As per your suggestions, I’ve implemented the “click on a button” to generate few lines of python code that can be pasted into a notebook cell obtaining the same results in a notebook.
PERFECT!
Now I can start with polishing the look and feel of the configuration form and I’am going to post a new question in a dedicated topic.
THANK YOU very much for the support on this.

This sounds like a very useful pattern of interaction! If it is open-source, do you have a link? (If not, that’s fine too, of course). This sort of pattern of providing the user with some choices, configuration, then action, as well as a way to programmatically do the same thing, is something that I think a lot of people would be very interested in seeing and modifying for their usecases.

Thanks. I’m still experimenting but it feels rather comfortable to use (even if still ugly to watch at because too little css so far :-D).
As soon as I refactor and package it as an extension it will be released for sure under a permissive OSS license and I’ll post back here.

1 Like

Just getting back in my armchair for some architecting here: As the heaviest dependency, i guess this feature is something in @jupyter-widgets could own. If the widget jupyterlab-manager extension knew how to draw a widget manager state, serialized as JSON (e.g. .jupyter-widgets), or widgets could otherwise declare a mime type and start becoming a file editor… but there would still be a lot of assumptions that might not be true (like being part of a notebook DOM, or even a kernel).

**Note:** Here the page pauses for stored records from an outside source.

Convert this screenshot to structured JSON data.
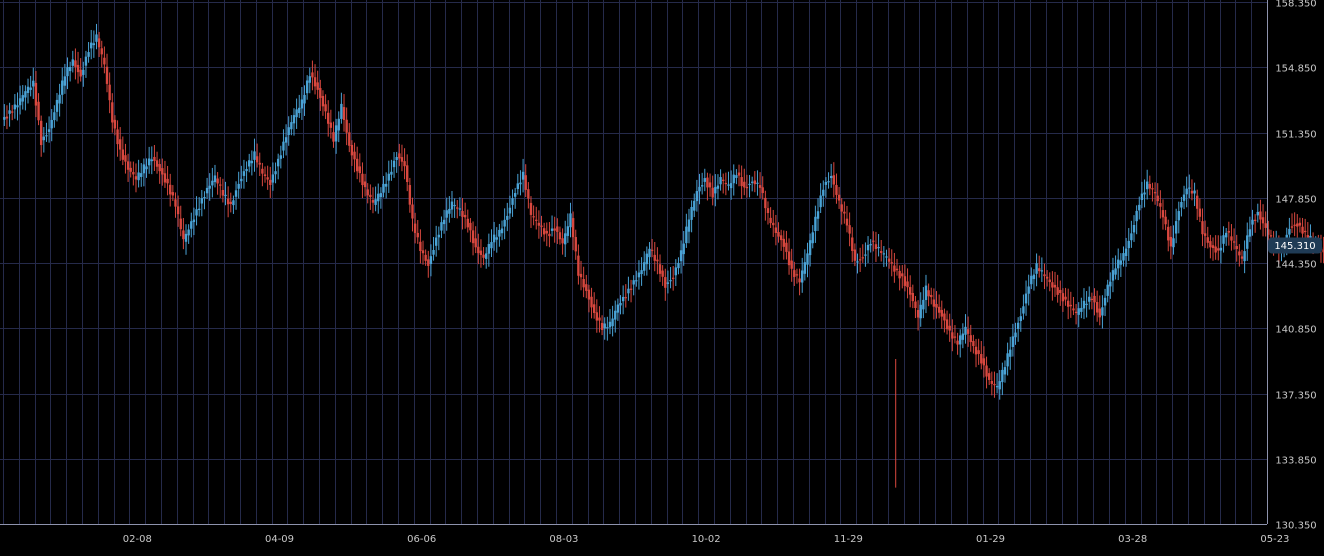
{
  "chart_data": {
    "type": "candlestick",
    "title": "",
    "xlabel": "",
    "ylabel": "",
    "grid": true,
    "legend": "none",
    "colors": {
      "background": "#000000",
      "grid": "#252a4a",
      "axis": "#8e93ad",
      "up": "#4aa3d6",
      "down": "#d9483f",
      "tick_text": "#c8c8c8",
      "price_tag_bg": "#1f3b55",
      "price_tag_text": "#ffffff"
    },
    "ylim": [
      130.35,
      158.35
    ],
    "y_ticks": [
      "130.350",
      "133.850",
      "137.350",
      "140.850",
      "144.350",
      "147.850",
      "151.350",
      "154.850",
      "158.350"
    ],
    "x_ticks": [
      {
        "label": "02-08",
        "at": 17
      },
      {
        "label": "04-09",
        "at": 35
      },
      {
        "label": "06-06",
        "at": 53
      },
      {
        "label": "08-03",
        "at": 71
      },
      {
        "label": "10-02",
        "at": 89
      },
      {
        "label": "11-29",
        "at": 107
      },
      {
        "label": "01-29",
        "at": 125
      },
      {
        "label": "03-28",
        "at": 143
      },
      {
        "label": "05-23",
        "at": 161
      }
    ],
    "last_price": "145.310",
    "x_range": [
      2,
      168
    ],
    "close": [
      151.9,
      152.4,
      152.9,
      153.6,
      154.0,
      150.8,
      151.5,
      153.0,
      154.5,
      155.2,
      154.3,
      155.8,
      156.5,
      155.0,
      152.0,
      150.3,
      149.4,
      148.9,
      149.5,
      150.0,
      149.3,
      148.5,
      147.5,
      145.6,
      146.5,
      147.4,
      148.3,
      149.0,
      148.1,
      147.4,
      148.6,
      149.5,
      150.2,
      149.2,
      148.6,
      149.8,
      151.2,
      152.3,
      153.0,
      154.5,
      153.6,
      152.4,
      151.0,
      152.8,
      150.6,
      149.4,
      148.3,
      147.6,
      148.2,
      149.0,
      150.1,
      149.6,
      146.6,
      145.1,
      144.2,
      145.6,
      146.8,
      147.6,
      147.2,
      146.4,
      145.1,
      144.6,
      145.6,
      146.0,
      146.9,
      148.2,
      149.1,
      147.0,
      146.4,
      145.8,
      146.2,
      145.4,
      146.9,
      143.8,
      142.8,
      141.6,
      140.9,
      141.1,
      142.1,
      142.6,
      143.3,
      144.0,
      145.2,
      144.3,
      143.1,
      143.6,
      144.9,
      146.8,
      148.2,
      148.8,
      148.0,
      148.9,
      148.5,
      149.2,
      148.3,
      148.7,
      148.5,
      146.9,
      146.0,
      145.3,
      143.9,
      143.4,
      144.9,
      146.7,
      148.4,
      149.0,
      147.6,
      146.5,
      144.4,
      144.6,
      145.5,
      145.1,
      144.7,
      144.0,
      143.5,
      142.7,
      141.5,
      143.0,
      142.1,
      141.5,
      140.6,
      140.1,
      140.9,
      139.8,
      139.1,
      138.0,
      137.7,
      138.9,
      140.3,
      141.5,
      143.2,
      144.2,
      143.7,
      143.1,
      142.6,
      142.1,
      141.7,
      142.2,
      142.5,
      141.4,
      143.1,
      144.2,
      144.8,
      145.9,
      147.6,
      148.6,
      148.1,
      146.9,
      145.1,
      147.2,
      148.4,
      148.1,
      146.0,
      145.2,
      144.9,
      146.1,
      145.4,
      144.5,
      146.3,
      147.0,
      146.2,
      145.4,
      145.0,
      146.2,
      146.4,
      145.9,
      145.6,
      145.1,
      144.3,
      144.8,
      145.31
    ]
  }
}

Further, while the document/mime form “just works” with text-based yjs collaboration, there would probably be a benefit from some higher-order things that allowed for using structural collaboration (like the notebook in core, and jupyterlab-drawio's XML)… I’m still looking for that schema-driven pattern, where it doesn’t take unique JS every time.